As the then Shadow Housing Secretary, John Healey, put it: “Any promise of new good news but this latest pledge won’t work if landlords can still force tenants out by hiking the rent.”


Our guess is that, when Labour kept their word last December, it forced Boris Johnson.into a bit of an electoral corner.


Why have they reneged on the promise now?

The current Tory Housing Secretary has admitted no work is currently being done on the Bill. And would only say: ‘We will respond fully to the consultation in due course’.


Trade bodies representing private landlords certainly expressed anger about the issue - following Boris Johnson’s election. So perhaps he judged, cynically, that they represented more of his ‘base’. 



Whatever his reasons, this manifesto U-turn is really concerning. Not least when you look at Section 21’s link to homelessness (as shown above). It speaks a lot about a party’s priorities - when we’re living through such unprecedented times.


As Shadow Housing Secretary, Thangham Debonnaire, said yesterday - in response to the Conservatives’ update:

‘The announcement shows the Government is gearing up for a drastic increase in evictions this winter, just as coronavirus cases are rising. They are threatening public health and putting lives at risk.’

And whoever you voted for, surely we’d all unite behind one thing:
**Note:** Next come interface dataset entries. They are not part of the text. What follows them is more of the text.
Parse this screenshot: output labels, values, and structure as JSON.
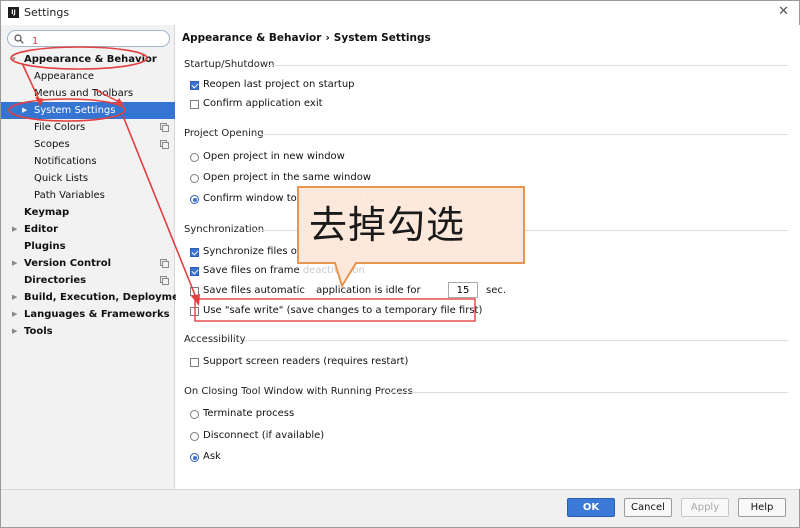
{
  "window": {
    "title": "Settings",
    "app_icon": "IJ",
    "close_glyph": "✕"
  },
  "search": {
    "value": "",
    "placeholder": ""
  },
  "tree": [
    {
      "label": "Appearance & Behavior",
      "bold": true,
      "arrow": "▾",
      "indent": 0
    },
    {
      "label": "Appearance",
      "indent": 1
    },
    {
      "label": "Menus and Toolbars",
      "indent": 1
    },
    {
      "label": "System Settings",
      "indent": 1,
      "arrow": "▶",
      "selected": true
    },
    {
      "label": "File Colors",
      "indent": 1,
      "copy": true
    },
    {
      "label": "Scopes",
      "indent": 1,
      "copy": true
    },
    {
      "label": "Notifications",
      "indent": 1
    },
    {
      "label": "Quick Lists",
      "indent": 1
    },
    {
      "label": "Path Variables",
      "indent": 1
    },
    {
      "label": "Keymap",
      "bold": true,
      "indent": 0
    },
    {
      "label": "Editor",
      "bold": true,
      "arrow": "▶",
      "indent": 0
    },
    {
      "label": "Plugins",
      "bold": true,
      "indent": 0
    },
    {
      "label": "Version Control",
      "bold": true,
      "arrow": "▶",
      "indent": 0,
      "copy": true
    },
    {
      "label": "Directories",
      "bold": true,
      "indent": 0,
      "copy": true
    },
    {
      "label": "Build, Execution, Deployment",
      "bold": true,
      "arrow": "▶",
      "indent": 0
    },
    {
      "label": "Languages & Frameworks",
      "bold": true,
      "arrow": "▶",
      "indent": 0
    },
    {
      "label": "Tools",
      "bold": true,
      "arrow": "▶",
      "indent": 0
    }
  ],
  "breadcrumb": {
    "parent": "Appearance & Behavior",
    "separator": "›",
    "current": "System Settings"
  },
  "startup": {
    "title": "Startup/Shutdown",
    "reopen_label": "Reopen last project on startup",
    "reopen_checked": true,
    "confirm_exit_label": "Confirm application exit",
    "confirm_exit_checked": false
  },
  "project_opening": {
    "title": "Project Opening",
    "new_window_label": "Open project in new window",
    "same_window_label": "Open project in the same window",
    "confirm_label": "Confirm window to",
    "confirm_label_faded": "open project in",
    "selected": "confirm"
  },
  "sync": {
    "title": "Synchronization",
    "sync_files_label": "Synchronize files o",
    "sync_files_faded": "activation",
    "sync_checked": true,
    "save_frame_label": "Save files on frame",
    "save_frame_faded": "deactivation",
    "save_frame_checked": true,
    "save_auto_label": "Save files automatic",
    "save_auto_label_rest": "application is idle for",
    "save_auto_checked": false,
    "idle_seconds": "15",
    "sec_label": "sec.",
    "safe_write_label": "Use \"safe write\" (save changes to a temporary file first)",
    "safe_write_checked": false
  },
  "accessibility": {
    "title": "Accessibility",
    "screen_readers_label": "Support screen readers (requires restart)",
    "screen_readers_checked": false
  },
  "closing": {
    "title": "On Closing Tool Window with Running Process",
    "terminate_label": "Terminate process",
    "disconnect_label": "Disconnect (if available)",
    "ask_label": "Ask",
    "selected": "ask"
  },
  "footer": {
    "ok_label": "OK",
    "cancel_label": "Cancel",
    "apply_label": "Apply",
    "help_label": "Help"
  },
  "annotation": {
    "callout": "去掉勾选",
    "number": "1",
    "color": "#e34141",
    "callout_border": "#e8964f",
    "callout_fill": "#fde7d9"
  },
  "icons": {
    "search": "magnifier-icon",
    "copy": "copy-settings-icon",
    "close": "close-icon"
  }
}
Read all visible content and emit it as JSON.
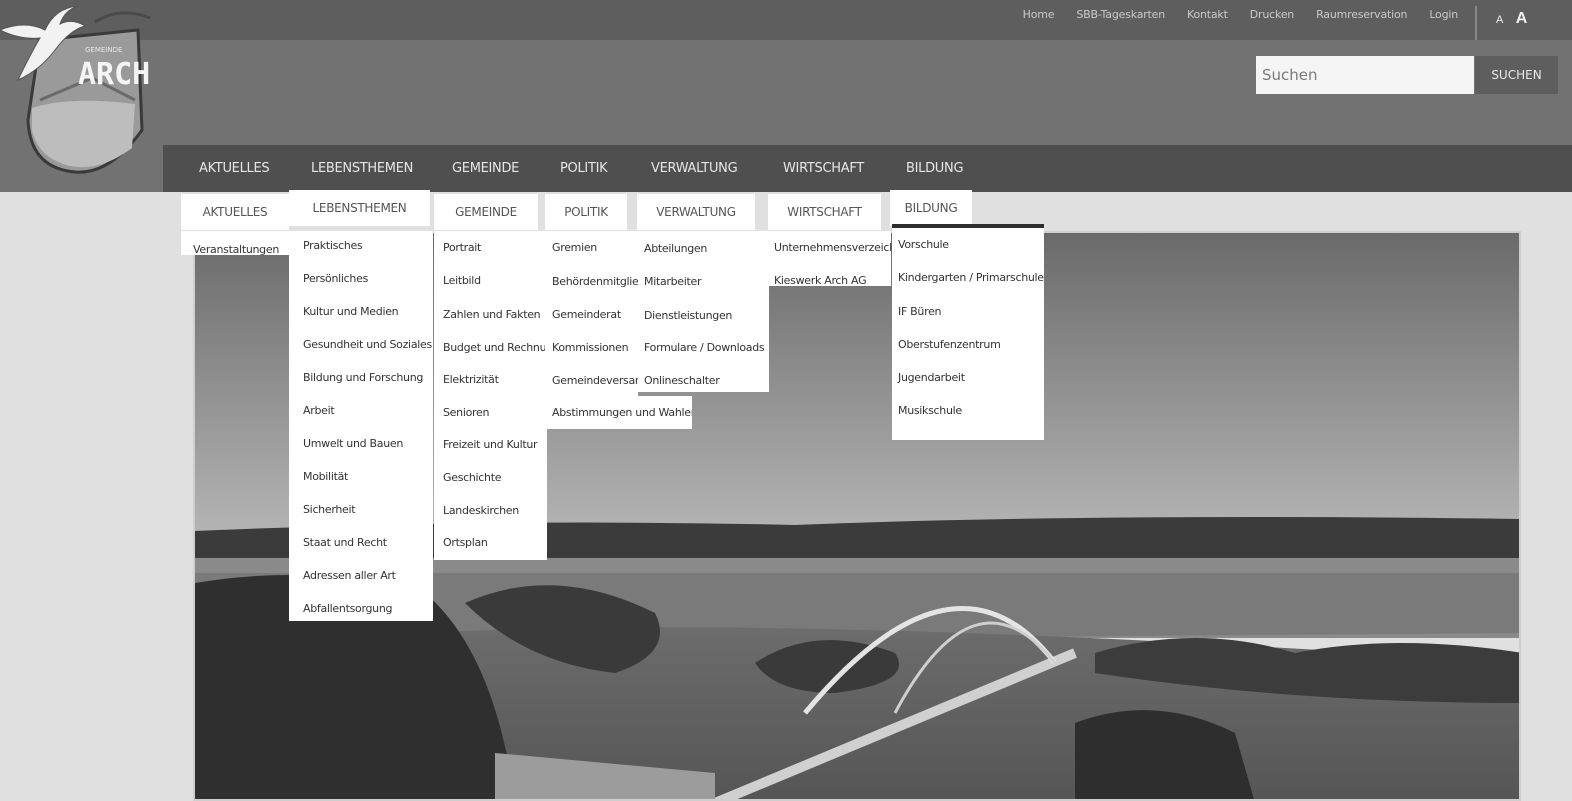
{
  "logo": {
    "name": "ARCH",
    "small_text": "GEMEINDE"
  },
  "utility_links": [
    "Home",
    "SBB-Tageskarten",
    "Kontakt",
    "Drucken",
    "Raumreservation",
    "Login"
  ],
  "font_size": {
    "small": "A",
    "large": "A"
  },
  "search": {
    "placeholder": "Suchen",
    "button": "SUCHEN"
  },
  "main_nav": [
    "AKTUELLES",
    "LEBENSTHEMEN",
    "GEMEINDE",
    "POLITIK",
    "VERWALTUNG",
    "WIRTSCHAFT",
    "BILDUNG"
  ],
  "menus": {
    "aktuelles": [
      "Veranstaltungen"
    ],
    "lebensthemen": [
      "Praktisches",
      "Persönliches",
      "Kultur und Medien",
      "Gesundheit und Soziales",
      "Bildung und Forschung",
      "Arbeit",
      "Umwelt und Bauen",
      "Mobilität",
      "Sicherheit",
      "Staat und Recht",
      "Adressen aller Art",
      "Abfallentsorgung"
    ],
    "gemeinde": [
      "Portrait",
      "Leitbild",
      "Zahlen und Fakten",
      "Budget und Rechnung",
      "Elektrizität",
      "Senioren",
      "Freizeit und Kultur",
      "Geschichte",
      "Landeskirchen",
      "Ortsplan"
    ],
    "politik": [
      "Gremien",
      "Behördenmitglieder",
      "Gemeinderat",
      "Kommissionen",
      "Gemeindeversammlung",
      "Abstimmungen und Wahlen"
    ],
    "verwaltung": [
      "Abteilungen",
      "Mitarbeiter",
      "Dienstleistungen",
      "Formulare / Downloads",
      "Onlineschalter"
    ],
    "wirtschaft": [
      "Unternehmensverzeichnis",
      "Kieswerk Arch AG"
    ],
    "bildung": [
      "Vorschule",
      "Kindergarten / Primarschule",
      "IF Büren",
      "Oberstufenzentrum",
      "Jugendarbeit",
      "Musikschule"
    ]
  }
}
No-one should be subject to a ‘no fault’ eviction in the middle of a health crisis.  Particularly when the underlying issues are no fault of their own.